The process started to get a little bit routine, step-by-step, so that I had to think less and less about it and it felt more natural.

I would first attach three new tulips to the extreme ends of the existing tensegrity column.


Then I would fetch the next twist and slip its tubes over the tulips so that the right joint numbers were connected at the right places.


Then I could make all of the other connections needed to hold onto this new twist, while releasing the elastics holding together the previous one.


Wash, rinse, repeat, but always mind the joint numbers so that the whole thing doesn’t get screwed up because you missed a stitch.

After a lot of patient connecting and manipulating and adjusting and connecting again, I had most of the loop complete.

But now the challenge was to get it to come together, which was a whole new ball game. This was the first time I had ever had to bring two tensegrity ends together at a joining tensegrity and then extend in the third direction.


I have to say that this part got me very confused and somewhat overwhelmed. It didn’t seem to fit quite right, and it was indeed very different to bring the two together. I managed to calm myself down and leave the unfinished connection laying there overnight until I could take a fresh look at it the next day.


Early the next day I was able to make the joining happen and from there on it was a breeze to build the ever larger twists which make up the foot of the structure.


Of course things were not perfectly tightened up and it hadn’t proven itself, but it was complete!.

But Can it Stand?

Then came a series of new challenges, because when I tried to lift it up into its ultimate standing position, I discovered the weaknesses.


The brass tubes that I had used to build this tensegrity were simply not strong enough. Certain critical tubes, such as the three that were touching the floor, would simply bend and buckle.


Meanwhile the cord segments were more than strong enough for the job, not really straining much at all. The weakness here was the bars.

Thicker: Replacement Magic

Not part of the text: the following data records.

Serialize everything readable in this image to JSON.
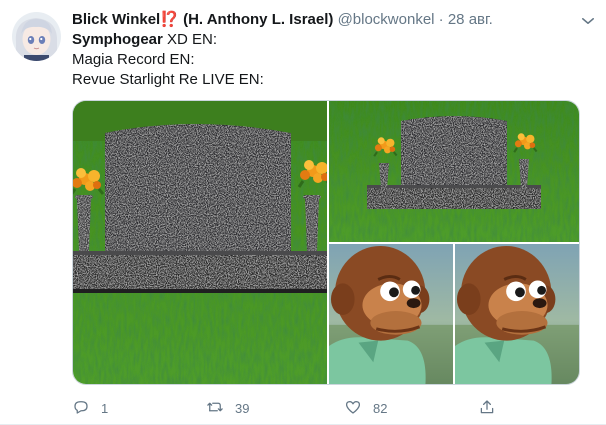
{
  "tweet": {
    "author": {
      "name": "Blick Winkel",
      "name_emoji": "⁉️",
      "name_suffix": "(H. Anthony L. Israel)",
      "handle": "@blockwonkel",
      "separator": "·",
      "date": "28 авг."
    },
    "text": {
      "line1_bold": "Symphogear",
      "line1_rest": " XD EN:",
      "line2": "Magia Record EN:",
      "line3": "Revue Starlight Re LIVE EN:"
    },
    "media": [
      {
        "name": "gravestone-large",
        "depicts": "grave-headstone-with-flowers"
      },
      {
        "name": "gravestone-small",
        "depicts": "grave-headstone-with-flowers"
      },
      {
        "name": "puppet-look-away-1",
        "depicts": "monkey-puppet-side-eye"
      },
      {
        "name": "puppet-look-away-2",
        "depicts": "monkey-puppet-side-eye"
      }
    ],
    "actions": {
      "reply_count": "1",
      "retweet_count": "39",
      "like_count": "82",
      "share_count": ""
    }
  },
  "colors": {
    "text": "#14171a",
    "muted": "#657786",
    "border": "#e6ecf0",
    "emoji": "#e0245e"
  },
  "icons": [
    "avatar",
    "chevron-down-icon",
    "reply-icon",
    "retweet-icon",
    "like-icon",
    "share-icon"
  ]
}
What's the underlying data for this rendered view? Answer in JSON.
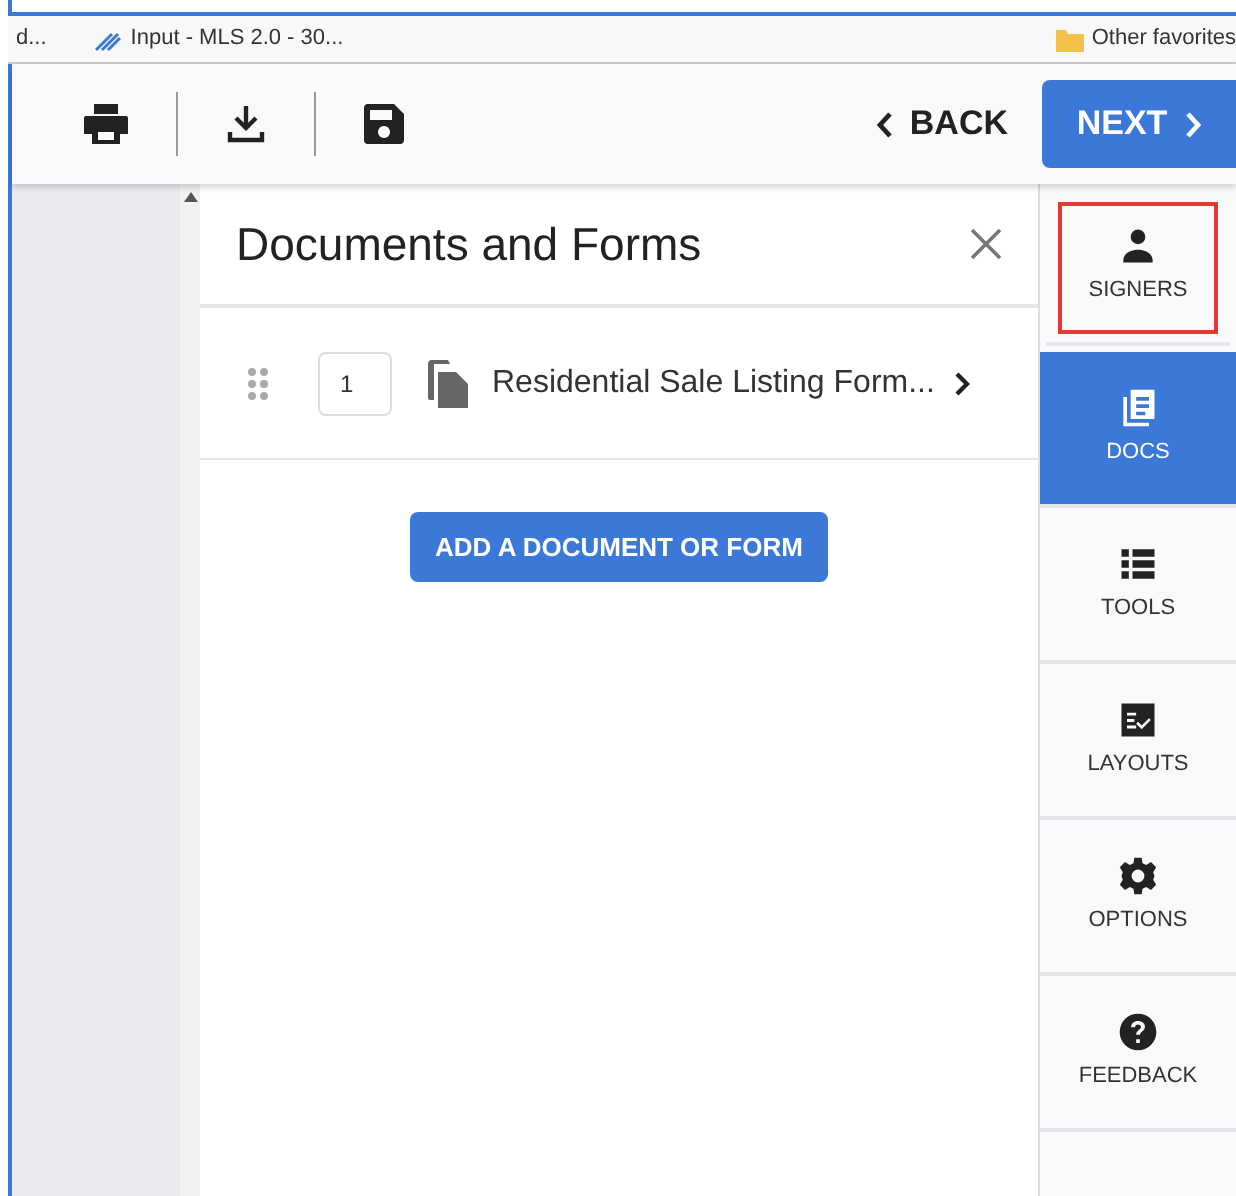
{
  "bookmarks_bar": {
    "items": [
      {
        "label": "d...",
        "kind": "text"
      },
      {
        "label": "Input - MLS 2.0 - 30...",
        "kind": "link"
      },
      {
        "label": "Other favorites",
        "kind": "folder"
      }
    ]
  },
  "toolbar": {
    "back_label": "BACK",
    "next_label": "NEXT"
  },
  "panel": {
    "title": "Documents and Forms",
    "documents": [
      {
        "order": "1",
        "title": "Residential Sale Listing Form..."
      }
    ],
    "add_button": "ADD A DOCUMENT OR FORM"
  },
  "sidebar": {
    "items": [
      {
        "label": "SIGNERS",
        "kind": "person",
        "selected": false,
        "highlighted": true
      },
      {
        "label": "DOCS",
        "kind": "docs",
        "selected": true,
        "highlighted": false
      },
      {
        "label": "TOOLS",
        "kind": "list",
        "selected": false,
        "highlighted": false
      },
      {
        "label": "LAYOUTS",
        "kind": "layout",
        "selected": false,
        "highlighted": false
      },
      {
        "label": "OPTIONS",
        "kind": "gear",
        "selected": false,
        "highlighted": false
      },
      {
        "label": "FEEDBACK",
        "kind": "help",
        "selected": false,
        "highlighted": false
      }
    ]
  }
}
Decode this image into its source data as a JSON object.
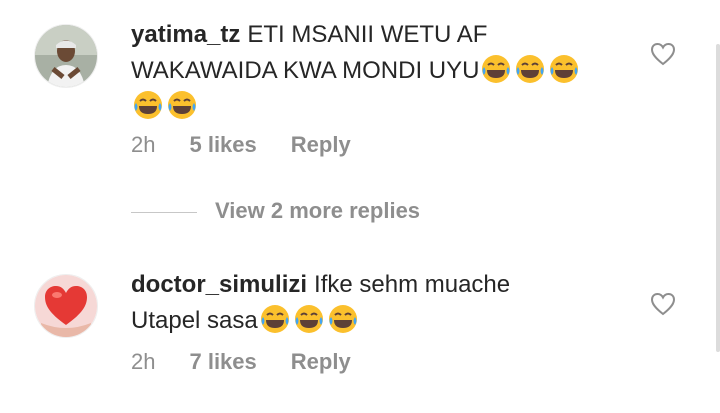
{
  "comments": [
    {
      "username": "yatima_tz",
      "text_line1": "ETI MSANII WETU AF",
      "text_line2": "WAKAWAIDA KWA MONDI UYU",
      "time": "2h",
      "likes": "5 likes",
      "reply": "Reply",
      "avatar_icon": "user-photo",
      "emoji_icon": "face-with-tears-of-joy-icon"
    },
    {
      "username": "doctor_simulizi",
      "text_line1": "Ifke sehm muache",
      "text_line2": "Utapel sasa",
      "time": "2h",
      "likes": "7 likes",
      "reply": "Reply",
      "avatar_icon": "red-heart-photo",
      "emoji_icon": "face-with-tears-of-joy-icon"
    }
  ],
  "view_more": "View 2 more replies",
  "colors": {
    "text": "#262626",
    "secondary": "#8e8e8e",
    "emoji_yellow": "#fbc02d",
    "emoji_tear": "#42a5f5",
    "heart_red": "#e53935"
  }
}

I resolved to order thicker bars for everything but the loop part of the structure.

Now here’s where the real magic of this special construction technique begins to show!

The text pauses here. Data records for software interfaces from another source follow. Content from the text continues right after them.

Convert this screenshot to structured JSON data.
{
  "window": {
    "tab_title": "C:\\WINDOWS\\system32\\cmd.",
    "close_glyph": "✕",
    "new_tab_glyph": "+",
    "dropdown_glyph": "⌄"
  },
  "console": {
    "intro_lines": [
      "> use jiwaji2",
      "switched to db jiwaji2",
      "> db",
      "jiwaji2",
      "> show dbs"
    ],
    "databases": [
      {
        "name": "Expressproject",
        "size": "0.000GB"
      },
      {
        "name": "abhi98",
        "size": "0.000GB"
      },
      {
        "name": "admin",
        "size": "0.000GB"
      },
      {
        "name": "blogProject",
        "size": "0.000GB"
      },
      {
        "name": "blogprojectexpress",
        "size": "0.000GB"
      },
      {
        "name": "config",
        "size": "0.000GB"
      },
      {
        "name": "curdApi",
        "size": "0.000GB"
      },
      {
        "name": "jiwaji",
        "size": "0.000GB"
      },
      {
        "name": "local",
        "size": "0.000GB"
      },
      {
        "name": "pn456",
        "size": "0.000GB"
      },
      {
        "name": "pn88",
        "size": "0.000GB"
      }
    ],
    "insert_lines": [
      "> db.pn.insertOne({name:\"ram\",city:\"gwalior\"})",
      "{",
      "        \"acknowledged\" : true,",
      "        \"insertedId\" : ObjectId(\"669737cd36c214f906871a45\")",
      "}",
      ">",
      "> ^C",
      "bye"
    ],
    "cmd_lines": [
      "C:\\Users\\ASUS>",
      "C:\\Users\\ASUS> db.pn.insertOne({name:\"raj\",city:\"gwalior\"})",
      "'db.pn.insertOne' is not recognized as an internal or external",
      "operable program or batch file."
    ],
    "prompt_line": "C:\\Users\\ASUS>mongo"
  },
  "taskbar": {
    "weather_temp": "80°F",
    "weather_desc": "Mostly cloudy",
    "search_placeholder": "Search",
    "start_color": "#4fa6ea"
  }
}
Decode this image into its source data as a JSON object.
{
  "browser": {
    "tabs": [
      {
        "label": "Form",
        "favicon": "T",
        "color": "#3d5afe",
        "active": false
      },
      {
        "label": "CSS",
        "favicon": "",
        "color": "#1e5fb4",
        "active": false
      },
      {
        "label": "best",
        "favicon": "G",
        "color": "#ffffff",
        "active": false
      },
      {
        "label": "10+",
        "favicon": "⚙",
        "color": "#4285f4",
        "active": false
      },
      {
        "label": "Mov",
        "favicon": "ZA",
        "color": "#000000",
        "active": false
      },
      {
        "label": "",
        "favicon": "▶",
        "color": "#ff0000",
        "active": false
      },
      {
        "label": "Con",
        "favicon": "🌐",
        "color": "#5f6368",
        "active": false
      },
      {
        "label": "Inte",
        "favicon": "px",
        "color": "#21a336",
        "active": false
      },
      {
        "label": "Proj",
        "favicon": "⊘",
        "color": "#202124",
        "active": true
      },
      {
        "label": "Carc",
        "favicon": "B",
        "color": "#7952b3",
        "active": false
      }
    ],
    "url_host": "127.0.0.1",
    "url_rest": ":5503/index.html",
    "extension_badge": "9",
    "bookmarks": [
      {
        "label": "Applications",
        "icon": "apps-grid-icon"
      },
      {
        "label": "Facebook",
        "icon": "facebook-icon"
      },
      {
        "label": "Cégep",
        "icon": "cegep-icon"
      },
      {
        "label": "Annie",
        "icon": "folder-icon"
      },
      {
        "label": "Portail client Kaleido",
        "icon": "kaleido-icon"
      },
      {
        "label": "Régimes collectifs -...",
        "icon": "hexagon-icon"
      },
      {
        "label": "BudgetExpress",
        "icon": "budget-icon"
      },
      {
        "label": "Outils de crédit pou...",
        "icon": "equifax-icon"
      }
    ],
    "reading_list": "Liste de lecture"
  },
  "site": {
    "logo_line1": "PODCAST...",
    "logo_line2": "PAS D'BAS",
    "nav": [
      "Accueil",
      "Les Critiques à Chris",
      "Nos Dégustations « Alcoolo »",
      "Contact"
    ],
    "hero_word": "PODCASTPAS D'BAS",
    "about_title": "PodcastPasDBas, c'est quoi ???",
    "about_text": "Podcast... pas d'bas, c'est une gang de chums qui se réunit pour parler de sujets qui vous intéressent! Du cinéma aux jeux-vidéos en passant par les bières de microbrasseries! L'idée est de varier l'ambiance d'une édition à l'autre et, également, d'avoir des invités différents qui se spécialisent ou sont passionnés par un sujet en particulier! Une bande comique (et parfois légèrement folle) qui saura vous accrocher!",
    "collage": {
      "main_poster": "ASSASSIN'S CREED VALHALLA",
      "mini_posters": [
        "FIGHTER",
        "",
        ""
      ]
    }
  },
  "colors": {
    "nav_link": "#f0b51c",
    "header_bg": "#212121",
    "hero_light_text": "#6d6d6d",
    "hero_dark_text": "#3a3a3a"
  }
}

Since the tulips are all adjustable, I could easly reduce the effective length of all of the bars without disconnecting anything. It feels like you are deflating the tensegrity!


The fact that I could do this temporarily means that I could prepare and label the new thicker bars and then effortlessly replace them one-by-one in the structure with its main part simply slack.

With the bars replaced, I could just use the tulip screw action to “re-inflate” the structure and now make it tighter than ever due to the new thicker bars.


The work on this structure was interrupted briefly buy the “atelier weekend” which had been organized, resulting in many people coming to visit my atelier and chat about what I’m trying to do.

As you may be able to see here in the background below, I had to tie up the Halo by Crane to a cord from the ceiling because although it was structurally complete, even with the new bars it could not quite hold its own weight yet.


It was very close, however. I discovered that by carefully pressing downwards on particular joints, I could nearly make it support its own weight, with some bars bending with frightening curves.


This thing is not strong enough.

I did have an actual complete Halo by Crane structure to look at, although it still had to hang from the ceiling.


I could compare it with my virtual version.


And yes, everything basically worked nicely, it was tight and looked promising.


But unfortunately it was still unsatisfying because it could not stand on its own. It was certainly not finished.

Anyway you look at it, the structure is front-heavy with the loop extending forwards, so something would have to compensate for that imbalance, or it wouldn’t stand up. Either it needed a counterweight or some kind of support cable.

In Part 2 I figure out how to raise the stiffness and get it standing proudly and permanently.